### Input data
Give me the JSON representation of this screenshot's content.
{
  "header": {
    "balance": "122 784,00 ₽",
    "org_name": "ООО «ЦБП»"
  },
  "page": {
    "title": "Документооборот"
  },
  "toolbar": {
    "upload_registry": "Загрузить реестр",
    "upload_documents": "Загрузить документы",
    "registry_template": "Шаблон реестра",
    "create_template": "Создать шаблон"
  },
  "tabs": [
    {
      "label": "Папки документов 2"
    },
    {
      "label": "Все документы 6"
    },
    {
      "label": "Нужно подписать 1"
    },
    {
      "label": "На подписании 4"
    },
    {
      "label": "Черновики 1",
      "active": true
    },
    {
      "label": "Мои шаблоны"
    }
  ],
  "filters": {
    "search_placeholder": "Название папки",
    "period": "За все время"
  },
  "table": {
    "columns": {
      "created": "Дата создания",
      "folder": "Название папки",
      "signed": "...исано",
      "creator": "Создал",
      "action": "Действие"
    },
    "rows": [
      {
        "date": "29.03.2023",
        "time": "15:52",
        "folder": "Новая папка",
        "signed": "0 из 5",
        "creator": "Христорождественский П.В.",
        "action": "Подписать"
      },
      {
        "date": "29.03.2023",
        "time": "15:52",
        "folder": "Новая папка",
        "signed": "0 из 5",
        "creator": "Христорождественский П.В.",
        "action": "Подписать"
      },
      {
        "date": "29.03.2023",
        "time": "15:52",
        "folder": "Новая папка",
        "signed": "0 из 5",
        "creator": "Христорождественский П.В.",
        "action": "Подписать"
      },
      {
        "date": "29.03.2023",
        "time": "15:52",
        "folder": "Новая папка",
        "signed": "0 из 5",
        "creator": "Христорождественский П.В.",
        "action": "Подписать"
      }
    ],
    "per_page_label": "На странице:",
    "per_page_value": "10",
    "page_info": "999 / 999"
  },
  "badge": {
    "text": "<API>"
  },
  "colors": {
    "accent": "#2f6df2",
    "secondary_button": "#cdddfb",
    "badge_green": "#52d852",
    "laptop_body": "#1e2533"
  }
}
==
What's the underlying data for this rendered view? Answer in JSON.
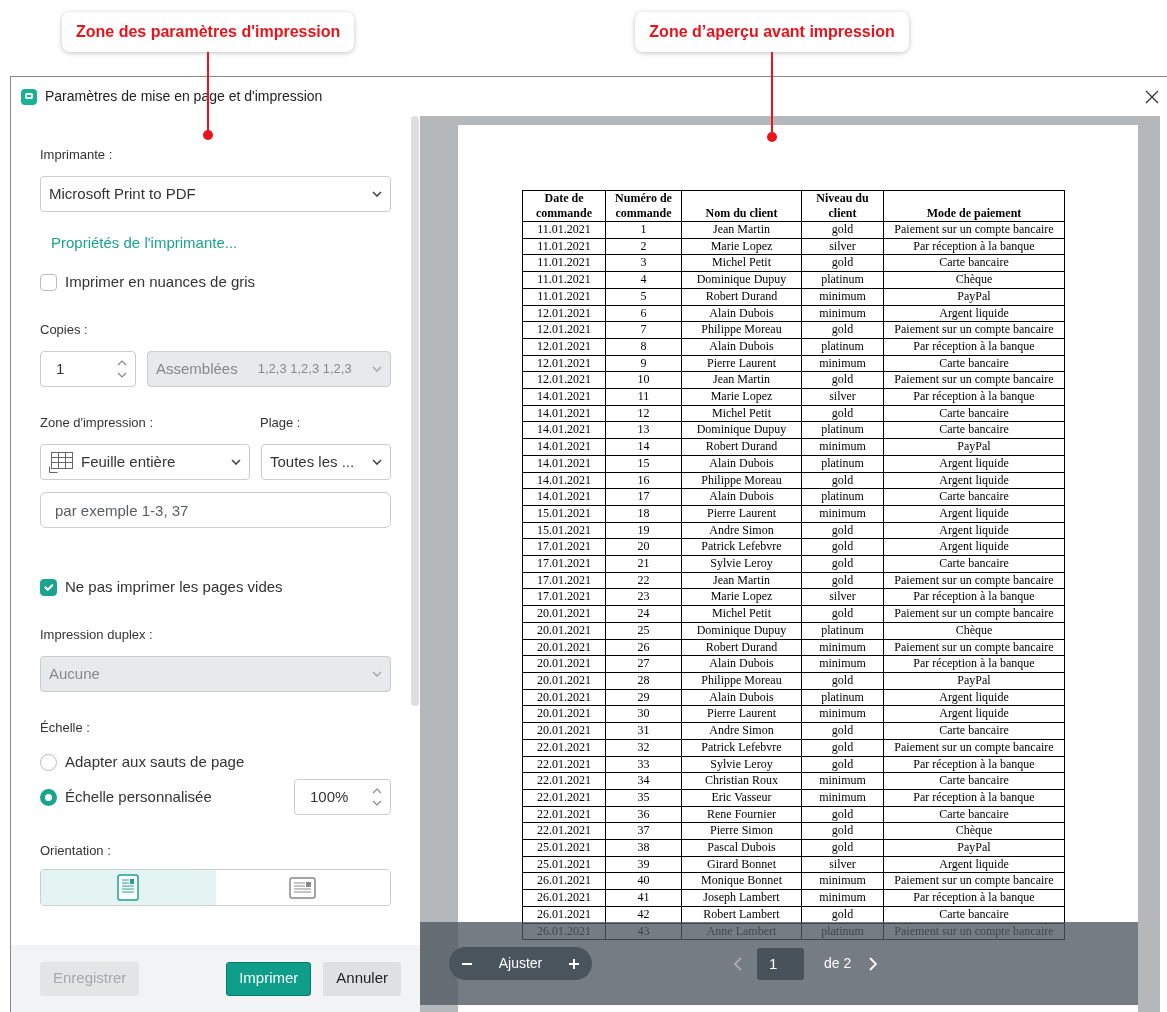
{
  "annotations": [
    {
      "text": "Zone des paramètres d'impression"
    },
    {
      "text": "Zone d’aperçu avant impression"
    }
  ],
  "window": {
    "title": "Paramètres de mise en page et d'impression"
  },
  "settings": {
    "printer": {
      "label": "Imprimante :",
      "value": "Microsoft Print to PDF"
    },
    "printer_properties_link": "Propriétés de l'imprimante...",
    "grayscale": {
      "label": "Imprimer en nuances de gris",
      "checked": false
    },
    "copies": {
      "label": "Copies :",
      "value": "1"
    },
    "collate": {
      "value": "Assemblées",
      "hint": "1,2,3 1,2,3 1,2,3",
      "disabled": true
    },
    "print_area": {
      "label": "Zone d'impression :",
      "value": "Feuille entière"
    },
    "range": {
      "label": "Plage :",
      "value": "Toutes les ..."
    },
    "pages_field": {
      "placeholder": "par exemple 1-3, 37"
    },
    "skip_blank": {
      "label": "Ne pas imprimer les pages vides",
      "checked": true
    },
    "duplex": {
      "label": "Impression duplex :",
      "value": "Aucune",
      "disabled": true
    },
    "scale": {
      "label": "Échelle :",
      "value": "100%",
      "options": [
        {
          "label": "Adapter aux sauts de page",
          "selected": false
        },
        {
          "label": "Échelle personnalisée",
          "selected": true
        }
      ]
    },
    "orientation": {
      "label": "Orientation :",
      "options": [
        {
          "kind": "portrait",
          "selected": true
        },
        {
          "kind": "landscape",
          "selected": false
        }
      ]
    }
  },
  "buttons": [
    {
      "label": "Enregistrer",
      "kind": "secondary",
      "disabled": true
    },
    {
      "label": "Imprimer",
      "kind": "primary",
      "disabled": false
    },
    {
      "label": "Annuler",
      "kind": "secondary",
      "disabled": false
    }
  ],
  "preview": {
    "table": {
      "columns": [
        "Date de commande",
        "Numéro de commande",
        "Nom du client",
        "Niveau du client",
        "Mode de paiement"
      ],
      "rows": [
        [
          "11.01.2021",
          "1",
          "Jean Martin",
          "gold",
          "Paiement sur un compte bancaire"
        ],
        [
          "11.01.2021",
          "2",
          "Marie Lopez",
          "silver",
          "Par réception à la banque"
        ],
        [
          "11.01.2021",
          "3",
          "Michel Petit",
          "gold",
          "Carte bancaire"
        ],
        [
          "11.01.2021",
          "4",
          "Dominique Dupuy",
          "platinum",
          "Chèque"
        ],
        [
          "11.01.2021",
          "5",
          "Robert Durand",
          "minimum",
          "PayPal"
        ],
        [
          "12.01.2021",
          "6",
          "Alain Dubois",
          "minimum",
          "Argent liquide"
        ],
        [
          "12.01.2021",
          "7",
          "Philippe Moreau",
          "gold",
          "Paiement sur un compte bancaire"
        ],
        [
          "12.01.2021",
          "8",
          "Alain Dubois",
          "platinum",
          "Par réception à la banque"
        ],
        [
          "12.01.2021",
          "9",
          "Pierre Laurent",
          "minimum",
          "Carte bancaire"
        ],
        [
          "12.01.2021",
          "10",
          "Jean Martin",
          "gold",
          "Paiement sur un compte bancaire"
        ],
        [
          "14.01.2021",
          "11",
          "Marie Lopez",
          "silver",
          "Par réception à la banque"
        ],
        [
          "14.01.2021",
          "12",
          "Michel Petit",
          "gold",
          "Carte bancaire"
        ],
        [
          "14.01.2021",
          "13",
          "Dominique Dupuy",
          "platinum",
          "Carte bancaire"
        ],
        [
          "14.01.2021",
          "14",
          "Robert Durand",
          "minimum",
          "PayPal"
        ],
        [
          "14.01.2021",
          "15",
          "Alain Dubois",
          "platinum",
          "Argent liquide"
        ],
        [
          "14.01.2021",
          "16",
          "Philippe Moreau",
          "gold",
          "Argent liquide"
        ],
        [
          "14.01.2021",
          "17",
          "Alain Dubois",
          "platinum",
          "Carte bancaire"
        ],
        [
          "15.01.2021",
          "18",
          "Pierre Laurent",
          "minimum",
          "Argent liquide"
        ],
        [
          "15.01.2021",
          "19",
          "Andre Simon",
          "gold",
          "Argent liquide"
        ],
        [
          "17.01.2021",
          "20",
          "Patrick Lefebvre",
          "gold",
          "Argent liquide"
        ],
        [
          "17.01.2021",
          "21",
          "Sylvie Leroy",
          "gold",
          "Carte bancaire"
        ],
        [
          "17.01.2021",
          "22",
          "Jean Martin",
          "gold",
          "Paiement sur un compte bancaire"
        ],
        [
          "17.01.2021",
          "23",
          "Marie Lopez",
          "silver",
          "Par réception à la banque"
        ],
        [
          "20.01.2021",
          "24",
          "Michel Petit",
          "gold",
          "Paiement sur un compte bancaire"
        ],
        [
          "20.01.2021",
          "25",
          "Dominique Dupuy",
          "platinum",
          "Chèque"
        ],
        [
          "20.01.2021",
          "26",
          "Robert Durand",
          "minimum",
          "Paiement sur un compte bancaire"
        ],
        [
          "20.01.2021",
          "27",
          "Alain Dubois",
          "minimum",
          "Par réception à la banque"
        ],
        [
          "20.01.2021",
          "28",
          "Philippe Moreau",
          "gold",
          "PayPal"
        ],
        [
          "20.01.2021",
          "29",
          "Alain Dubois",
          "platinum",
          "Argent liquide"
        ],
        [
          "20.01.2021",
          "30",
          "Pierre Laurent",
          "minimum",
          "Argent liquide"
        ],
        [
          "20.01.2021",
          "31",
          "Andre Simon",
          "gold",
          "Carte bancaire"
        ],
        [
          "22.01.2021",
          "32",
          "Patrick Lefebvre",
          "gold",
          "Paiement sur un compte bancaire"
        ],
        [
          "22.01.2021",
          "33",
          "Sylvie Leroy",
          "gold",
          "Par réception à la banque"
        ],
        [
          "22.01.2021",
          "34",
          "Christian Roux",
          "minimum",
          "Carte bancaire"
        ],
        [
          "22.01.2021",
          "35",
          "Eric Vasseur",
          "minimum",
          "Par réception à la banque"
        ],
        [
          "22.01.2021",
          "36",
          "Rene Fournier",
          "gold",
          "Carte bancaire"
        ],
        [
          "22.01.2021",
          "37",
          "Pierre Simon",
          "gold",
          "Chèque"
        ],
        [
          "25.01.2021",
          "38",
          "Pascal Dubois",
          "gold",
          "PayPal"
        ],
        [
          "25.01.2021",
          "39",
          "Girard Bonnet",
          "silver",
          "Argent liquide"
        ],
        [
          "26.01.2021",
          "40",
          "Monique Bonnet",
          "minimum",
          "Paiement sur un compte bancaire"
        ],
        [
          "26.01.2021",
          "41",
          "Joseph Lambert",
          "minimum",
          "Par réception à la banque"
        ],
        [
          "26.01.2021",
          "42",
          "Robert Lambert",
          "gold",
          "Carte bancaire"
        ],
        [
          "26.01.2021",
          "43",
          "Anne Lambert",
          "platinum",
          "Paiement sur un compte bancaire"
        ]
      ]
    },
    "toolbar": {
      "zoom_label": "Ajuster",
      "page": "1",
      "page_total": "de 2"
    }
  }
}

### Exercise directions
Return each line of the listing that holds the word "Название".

### Response
    "search_placeholder": "Название папки",
      "folder": "Название папки",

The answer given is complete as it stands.